(Saved data entries)
○ ○ ○ ○

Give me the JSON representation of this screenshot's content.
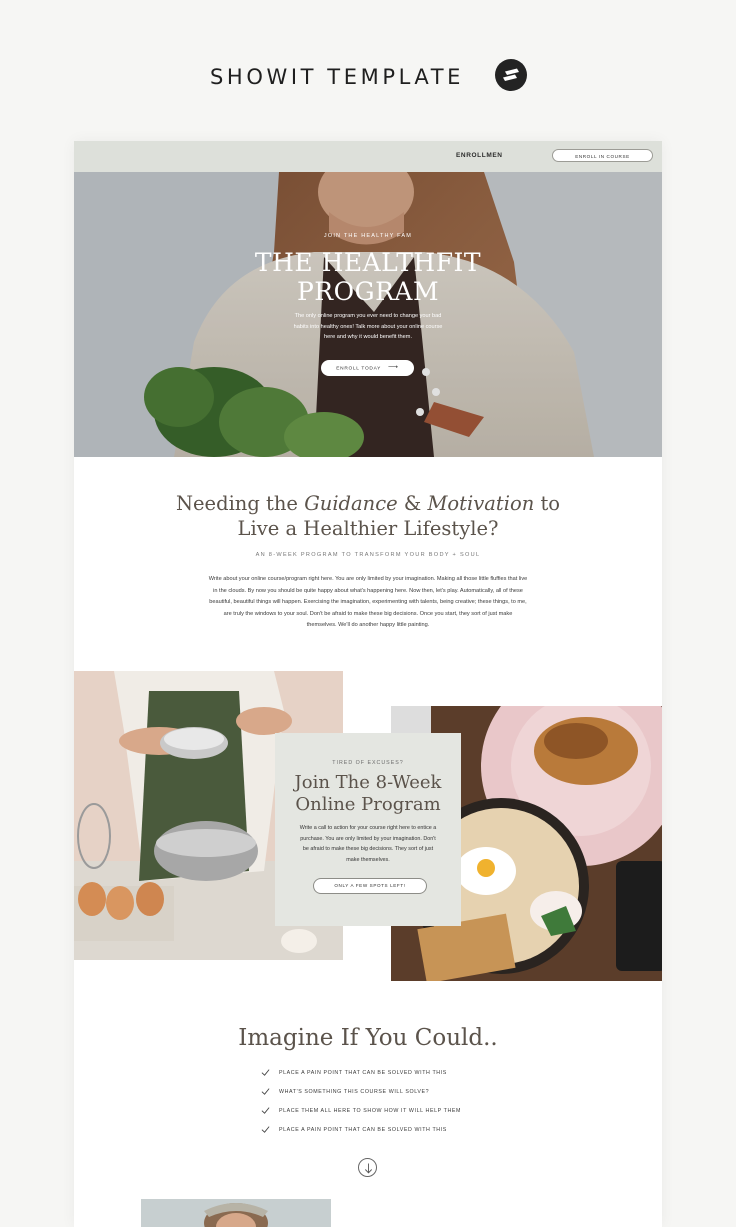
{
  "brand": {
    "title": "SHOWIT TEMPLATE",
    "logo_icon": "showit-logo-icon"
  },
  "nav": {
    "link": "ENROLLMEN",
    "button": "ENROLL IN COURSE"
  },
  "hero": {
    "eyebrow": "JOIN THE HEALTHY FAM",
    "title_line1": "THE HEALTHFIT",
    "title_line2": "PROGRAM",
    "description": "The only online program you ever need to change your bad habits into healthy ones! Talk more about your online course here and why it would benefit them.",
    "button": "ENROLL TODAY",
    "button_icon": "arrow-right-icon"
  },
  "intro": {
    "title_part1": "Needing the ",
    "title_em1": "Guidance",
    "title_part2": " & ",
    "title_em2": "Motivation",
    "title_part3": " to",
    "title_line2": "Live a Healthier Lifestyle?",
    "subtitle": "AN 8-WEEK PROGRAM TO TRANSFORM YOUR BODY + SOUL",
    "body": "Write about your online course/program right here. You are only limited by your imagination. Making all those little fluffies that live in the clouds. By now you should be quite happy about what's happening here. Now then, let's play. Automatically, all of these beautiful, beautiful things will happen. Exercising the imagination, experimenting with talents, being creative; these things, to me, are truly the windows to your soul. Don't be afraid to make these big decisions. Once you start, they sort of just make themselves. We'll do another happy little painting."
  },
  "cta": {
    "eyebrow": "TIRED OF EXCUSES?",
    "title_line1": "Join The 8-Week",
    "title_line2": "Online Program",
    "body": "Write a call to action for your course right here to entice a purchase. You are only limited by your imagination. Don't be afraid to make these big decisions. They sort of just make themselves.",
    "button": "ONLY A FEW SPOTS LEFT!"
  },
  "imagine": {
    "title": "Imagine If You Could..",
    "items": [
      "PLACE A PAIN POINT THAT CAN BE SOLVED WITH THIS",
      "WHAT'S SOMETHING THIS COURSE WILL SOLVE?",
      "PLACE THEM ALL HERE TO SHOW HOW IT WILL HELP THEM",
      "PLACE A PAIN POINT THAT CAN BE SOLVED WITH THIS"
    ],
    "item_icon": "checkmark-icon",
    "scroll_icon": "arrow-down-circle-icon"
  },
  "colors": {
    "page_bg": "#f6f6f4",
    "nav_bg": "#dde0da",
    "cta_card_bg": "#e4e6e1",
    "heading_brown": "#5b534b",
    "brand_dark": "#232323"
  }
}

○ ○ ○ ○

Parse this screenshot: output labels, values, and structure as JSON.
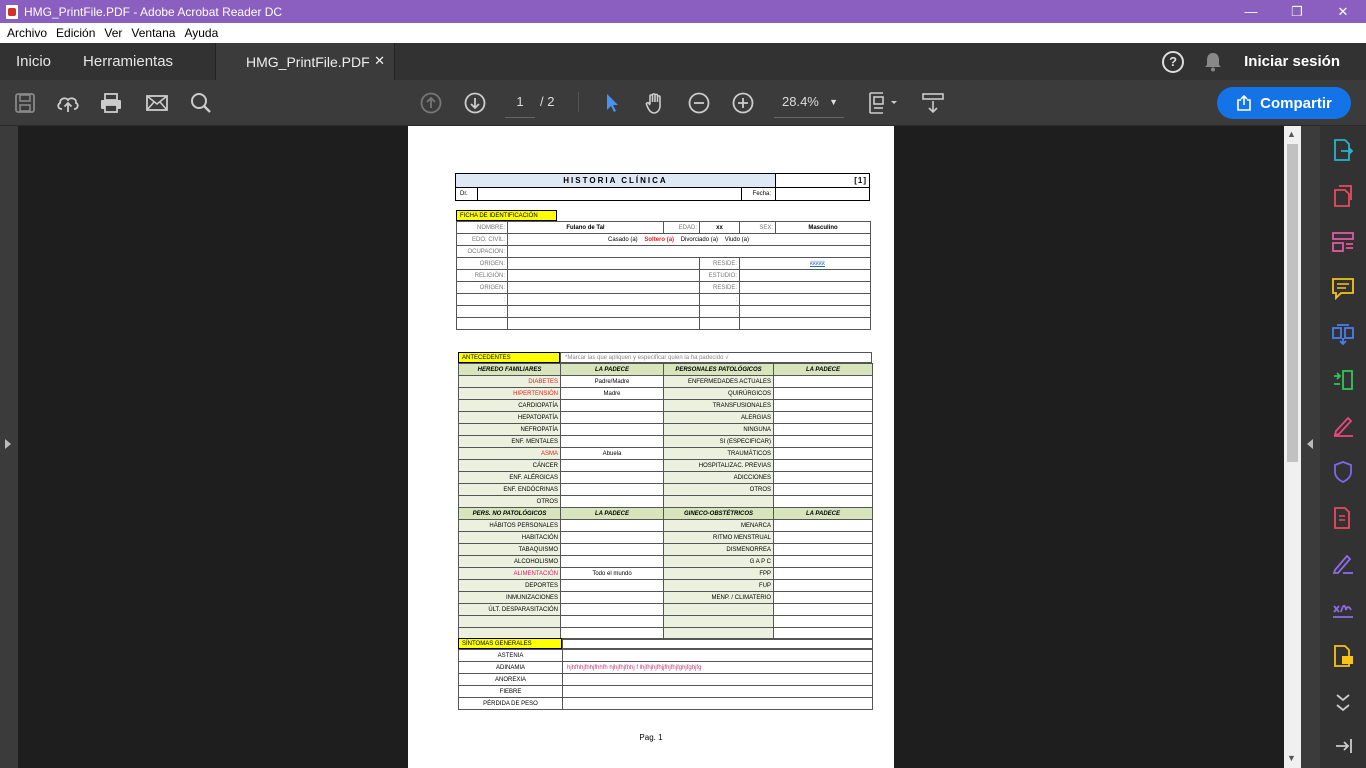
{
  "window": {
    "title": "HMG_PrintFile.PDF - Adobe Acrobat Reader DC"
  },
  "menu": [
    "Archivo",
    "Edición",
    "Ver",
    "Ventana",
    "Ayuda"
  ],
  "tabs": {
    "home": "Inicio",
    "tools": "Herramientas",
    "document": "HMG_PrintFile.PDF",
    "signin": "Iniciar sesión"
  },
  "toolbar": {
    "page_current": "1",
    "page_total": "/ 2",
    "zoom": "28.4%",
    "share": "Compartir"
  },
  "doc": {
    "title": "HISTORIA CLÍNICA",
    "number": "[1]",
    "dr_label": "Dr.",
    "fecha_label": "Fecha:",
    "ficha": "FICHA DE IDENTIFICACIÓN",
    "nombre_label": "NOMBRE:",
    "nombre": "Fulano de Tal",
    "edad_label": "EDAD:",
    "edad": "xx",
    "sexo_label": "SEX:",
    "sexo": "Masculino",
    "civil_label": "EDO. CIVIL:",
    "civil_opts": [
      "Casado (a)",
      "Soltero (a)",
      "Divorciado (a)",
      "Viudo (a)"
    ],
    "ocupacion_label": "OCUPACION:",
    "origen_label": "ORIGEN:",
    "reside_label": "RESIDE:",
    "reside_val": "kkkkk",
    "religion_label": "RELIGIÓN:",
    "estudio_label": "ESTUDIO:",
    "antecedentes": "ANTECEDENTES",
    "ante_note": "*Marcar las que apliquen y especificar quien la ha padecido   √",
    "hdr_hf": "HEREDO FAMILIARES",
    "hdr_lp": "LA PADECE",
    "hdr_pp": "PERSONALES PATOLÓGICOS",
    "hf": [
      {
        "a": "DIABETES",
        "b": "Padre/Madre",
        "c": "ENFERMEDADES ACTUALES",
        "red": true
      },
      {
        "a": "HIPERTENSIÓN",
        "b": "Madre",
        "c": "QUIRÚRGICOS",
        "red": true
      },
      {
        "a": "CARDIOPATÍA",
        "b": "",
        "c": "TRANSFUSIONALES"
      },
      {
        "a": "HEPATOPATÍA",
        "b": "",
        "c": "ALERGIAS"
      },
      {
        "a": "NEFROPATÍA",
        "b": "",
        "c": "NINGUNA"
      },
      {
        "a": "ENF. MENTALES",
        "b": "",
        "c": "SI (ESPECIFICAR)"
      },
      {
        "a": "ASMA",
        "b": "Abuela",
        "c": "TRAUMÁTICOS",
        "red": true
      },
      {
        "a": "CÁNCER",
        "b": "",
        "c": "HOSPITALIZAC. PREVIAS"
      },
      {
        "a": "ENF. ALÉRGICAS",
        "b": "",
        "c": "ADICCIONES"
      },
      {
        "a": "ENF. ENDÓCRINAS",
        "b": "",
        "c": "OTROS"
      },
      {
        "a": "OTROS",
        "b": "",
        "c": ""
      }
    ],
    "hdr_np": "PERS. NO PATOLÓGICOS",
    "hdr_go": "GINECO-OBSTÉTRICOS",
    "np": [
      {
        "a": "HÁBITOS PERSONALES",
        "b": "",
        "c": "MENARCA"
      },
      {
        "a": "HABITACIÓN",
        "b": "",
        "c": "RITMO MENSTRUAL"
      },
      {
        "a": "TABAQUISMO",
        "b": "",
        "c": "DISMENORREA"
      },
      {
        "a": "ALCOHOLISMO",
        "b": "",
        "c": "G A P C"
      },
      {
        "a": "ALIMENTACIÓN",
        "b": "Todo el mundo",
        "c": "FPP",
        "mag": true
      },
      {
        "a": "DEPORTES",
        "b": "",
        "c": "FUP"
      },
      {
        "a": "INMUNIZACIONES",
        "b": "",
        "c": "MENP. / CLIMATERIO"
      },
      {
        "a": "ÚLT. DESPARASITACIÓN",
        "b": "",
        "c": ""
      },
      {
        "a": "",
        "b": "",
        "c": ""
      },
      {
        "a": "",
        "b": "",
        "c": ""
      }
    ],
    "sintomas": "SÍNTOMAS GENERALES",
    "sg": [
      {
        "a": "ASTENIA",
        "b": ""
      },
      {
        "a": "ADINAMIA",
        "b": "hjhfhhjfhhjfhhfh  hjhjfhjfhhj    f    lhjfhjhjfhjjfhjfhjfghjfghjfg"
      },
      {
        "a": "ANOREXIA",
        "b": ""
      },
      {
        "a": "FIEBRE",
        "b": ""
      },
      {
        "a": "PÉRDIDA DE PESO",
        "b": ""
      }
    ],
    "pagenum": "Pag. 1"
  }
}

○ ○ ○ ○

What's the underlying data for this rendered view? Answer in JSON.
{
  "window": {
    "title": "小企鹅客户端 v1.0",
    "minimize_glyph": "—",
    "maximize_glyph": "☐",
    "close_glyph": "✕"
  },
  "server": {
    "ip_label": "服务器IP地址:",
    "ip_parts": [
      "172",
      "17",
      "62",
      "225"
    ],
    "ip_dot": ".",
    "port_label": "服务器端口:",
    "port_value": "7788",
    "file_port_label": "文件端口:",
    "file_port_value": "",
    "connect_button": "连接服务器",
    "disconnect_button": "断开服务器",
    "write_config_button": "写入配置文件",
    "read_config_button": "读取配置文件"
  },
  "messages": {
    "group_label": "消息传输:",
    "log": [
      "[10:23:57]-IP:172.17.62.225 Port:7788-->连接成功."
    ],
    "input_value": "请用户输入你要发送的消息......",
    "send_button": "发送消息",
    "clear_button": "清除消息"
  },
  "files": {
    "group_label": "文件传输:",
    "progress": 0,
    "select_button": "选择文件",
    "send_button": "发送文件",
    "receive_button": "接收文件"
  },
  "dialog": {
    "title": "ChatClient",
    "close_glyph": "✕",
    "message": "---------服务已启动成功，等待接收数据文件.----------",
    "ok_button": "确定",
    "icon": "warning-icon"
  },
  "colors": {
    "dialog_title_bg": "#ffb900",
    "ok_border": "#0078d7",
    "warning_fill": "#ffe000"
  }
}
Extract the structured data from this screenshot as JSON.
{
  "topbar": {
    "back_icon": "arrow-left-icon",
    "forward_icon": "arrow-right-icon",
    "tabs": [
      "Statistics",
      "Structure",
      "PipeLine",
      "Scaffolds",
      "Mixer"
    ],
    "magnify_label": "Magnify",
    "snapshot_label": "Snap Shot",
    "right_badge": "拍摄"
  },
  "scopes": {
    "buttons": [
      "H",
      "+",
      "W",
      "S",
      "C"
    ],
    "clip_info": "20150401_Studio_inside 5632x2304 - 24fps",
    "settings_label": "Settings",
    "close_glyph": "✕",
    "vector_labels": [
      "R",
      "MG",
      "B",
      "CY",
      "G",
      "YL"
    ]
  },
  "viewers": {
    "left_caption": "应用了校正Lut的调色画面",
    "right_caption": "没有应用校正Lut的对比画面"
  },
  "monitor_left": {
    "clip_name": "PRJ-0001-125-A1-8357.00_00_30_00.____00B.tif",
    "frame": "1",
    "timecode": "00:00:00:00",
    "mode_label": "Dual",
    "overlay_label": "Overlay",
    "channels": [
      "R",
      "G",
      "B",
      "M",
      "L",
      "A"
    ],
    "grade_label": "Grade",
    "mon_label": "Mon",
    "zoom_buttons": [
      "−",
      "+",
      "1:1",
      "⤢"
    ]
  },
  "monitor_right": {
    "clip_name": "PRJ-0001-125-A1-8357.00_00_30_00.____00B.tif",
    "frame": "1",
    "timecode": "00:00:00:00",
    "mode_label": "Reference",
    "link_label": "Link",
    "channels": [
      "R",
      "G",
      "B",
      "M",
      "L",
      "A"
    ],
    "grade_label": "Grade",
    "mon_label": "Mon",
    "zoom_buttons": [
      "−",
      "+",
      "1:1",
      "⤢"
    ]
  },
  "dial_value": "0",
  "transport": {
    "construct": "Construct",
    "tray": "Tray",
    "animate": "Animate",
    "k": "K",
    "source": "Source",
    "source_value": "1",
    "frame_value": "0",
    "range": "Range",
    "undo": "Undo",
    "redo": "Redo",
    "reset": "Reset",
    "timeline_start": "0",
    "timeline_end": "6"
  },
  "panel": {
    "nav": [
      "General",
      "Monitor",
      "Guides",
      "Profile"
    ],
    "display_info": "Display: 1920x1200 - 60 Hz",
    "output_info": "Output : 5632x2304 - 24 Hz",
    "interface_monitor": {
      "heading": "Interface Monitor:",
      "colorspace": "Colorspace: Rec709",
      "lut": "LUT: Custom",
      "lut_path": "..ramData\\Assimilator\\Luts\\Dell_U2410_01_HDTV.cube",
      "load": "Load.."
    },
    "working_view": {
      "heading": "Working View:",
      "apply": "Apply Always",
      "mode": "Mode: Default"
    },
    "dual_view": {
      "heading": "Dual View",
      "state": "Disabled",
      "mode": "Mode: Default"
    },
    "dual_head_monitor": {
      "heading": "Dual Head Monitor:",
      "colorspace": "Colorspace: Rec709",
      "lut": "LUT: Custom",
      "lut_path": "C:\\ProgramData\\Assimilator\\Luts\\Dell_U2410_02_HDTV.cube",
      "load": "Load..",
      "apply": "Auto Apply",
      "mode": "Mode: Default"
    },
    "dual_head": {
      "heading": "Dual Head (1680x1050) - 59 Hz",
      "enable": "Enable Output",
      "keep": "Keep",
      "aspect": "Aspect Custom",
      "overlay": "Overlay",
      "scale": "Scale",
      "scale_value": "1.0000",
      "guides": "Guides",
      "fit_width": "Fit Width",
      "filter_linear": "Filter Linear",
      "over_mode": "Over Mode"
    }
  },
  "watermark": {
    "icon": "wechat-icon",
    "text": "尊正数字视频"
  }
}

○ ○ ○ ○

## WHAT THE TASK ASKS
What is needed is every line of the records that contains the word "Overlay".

## RESULT FOR THIS TASK
    "overlay_label": "Overlay",
      "overlay": "Overlay",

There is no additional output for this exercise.